Identify and pull out each line of the entries in which "icon" occurs.

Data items
#####

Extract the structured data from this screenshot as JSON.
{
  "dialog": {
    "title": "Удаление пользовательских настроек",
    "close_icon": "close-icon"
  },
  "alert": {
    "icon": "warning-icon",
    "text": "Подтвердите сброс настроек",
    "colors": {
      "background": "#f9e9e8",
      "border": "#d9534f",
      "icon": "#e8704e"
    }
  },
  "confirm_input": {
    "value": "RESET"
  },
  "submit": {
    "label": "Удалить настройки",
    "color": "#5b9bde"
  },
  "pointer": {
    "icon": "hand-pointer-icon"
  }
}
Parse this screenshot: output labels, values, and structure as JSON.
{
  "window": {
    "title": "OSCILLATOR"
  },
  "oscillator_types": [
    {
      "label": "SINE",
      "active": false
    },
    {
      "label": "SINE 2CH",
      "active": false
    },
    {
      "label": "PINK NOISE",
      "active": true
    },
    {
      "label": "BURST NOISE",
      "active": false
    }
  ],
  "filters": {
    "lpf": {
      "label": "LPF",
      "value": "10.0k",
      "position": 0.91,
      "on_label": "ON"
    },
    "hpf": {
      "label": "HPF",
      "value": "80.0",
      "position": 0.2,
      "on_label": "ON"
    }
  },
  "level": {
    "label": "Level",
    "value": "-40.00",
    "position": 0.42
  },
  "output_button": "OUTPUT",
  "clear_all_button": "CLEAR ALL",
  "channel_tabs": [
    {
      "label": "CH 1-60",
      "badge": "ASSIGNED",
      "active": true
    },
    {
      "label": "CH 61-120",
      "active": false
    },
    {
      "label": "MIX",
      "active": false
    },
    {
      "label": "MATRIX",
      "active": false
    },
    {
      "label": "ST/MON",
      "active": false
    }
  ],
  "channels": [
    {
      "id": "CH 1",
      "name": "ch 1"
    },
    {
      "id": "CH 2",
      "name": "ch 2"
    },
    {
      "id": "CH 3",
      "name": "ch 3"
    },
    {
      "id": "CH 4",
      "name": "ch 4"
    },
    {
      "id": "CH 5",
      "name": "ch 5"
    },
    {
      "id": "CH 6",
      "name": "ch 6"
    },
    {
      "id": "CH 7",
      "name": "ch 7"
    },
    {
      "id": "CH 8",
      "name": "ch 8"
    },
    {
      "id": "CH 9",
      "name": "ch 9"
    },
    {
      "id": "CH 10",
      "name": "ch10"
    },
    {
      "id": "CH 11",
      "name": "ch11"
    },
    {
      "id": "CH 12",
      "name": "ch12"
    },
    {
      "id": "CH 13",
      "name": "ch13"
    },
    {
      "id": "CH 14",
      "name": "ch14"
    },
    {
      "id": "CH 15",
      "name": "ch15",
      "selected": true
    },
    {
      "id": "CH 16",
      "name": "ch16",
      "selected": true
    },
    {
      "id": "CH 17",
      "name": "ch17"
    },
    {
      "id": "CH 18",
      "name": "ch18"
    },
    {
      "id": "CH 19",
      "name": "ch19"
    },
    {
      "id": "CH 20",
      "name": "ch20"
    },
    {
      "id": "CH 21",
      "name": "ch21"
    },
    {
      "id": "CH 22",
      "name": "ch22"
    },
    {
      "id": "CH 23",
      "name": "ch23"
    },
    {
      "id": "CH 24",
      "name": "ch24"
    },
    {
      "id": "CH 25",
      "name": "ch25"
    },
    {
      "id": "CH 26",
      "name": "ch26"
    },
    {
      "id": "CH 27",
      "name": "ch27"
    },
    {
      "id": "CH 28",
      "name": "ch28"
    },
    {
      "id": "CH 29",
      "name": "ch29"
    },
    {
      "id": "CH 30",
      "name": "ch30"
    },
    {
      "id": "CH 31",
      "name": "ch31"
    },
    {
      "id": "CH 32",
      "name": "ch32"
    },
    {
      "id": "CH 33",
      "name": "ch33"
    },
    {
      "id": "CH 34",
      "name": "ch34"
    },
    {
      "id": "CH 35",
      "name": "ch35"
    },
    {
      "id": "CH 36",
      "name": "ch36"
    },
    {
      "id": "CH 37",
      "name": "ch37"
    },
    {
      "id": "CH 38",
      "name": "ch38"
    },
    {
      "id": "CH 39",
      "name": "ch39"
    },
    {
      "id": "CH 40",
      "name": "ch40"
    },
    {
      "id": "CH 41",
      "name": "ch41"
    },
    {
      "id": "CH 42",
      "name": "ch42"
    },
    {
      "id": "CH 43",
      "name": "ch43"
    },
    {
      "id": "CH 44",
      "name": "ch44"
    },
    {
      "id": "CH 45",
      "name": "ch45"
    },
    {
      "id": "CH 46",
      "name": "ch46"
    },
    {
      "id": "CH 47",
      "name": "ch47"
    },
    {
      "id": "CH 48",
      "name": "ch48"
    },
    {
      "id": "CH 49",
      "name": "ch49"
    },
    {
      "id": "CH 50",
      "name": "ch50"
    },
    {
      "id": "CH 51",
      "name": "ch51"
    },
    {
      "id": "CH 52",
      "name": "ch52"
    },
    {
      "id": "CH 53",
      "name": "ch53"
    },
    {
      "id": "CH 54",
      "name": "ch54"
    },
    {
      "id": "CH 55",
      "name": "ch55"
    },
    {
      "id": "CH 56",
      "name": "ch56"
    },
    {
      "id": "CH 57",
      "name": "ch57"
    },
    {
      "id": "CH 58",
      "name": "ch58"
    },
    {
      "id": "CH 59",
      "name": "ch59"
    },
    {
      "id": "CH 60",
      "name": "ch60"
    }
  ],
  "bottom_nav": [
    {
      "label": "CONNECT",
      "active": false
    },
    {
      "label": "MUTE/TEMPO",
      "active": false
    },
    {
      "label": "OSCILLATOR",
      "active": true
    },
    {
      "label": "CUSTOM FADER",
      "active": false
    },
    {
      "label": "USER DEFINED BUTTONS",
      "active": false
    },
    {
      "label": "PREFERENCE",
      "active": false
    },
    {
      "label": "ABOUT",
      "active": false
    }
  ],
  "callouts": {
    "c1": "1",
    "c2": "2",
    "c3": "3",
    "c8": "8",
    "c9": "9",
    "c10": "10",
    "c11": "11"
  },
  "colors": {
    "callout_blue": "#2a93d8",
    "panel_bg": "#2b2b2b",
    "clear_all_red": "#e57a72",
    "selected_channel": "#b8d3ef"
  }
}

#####

→ Solution for this exercise:
    "close_icon": "close-icon"
    "icon": "warning-icon",
      "icon": "#e8704e"
    "icon": "hand-pointer-icon"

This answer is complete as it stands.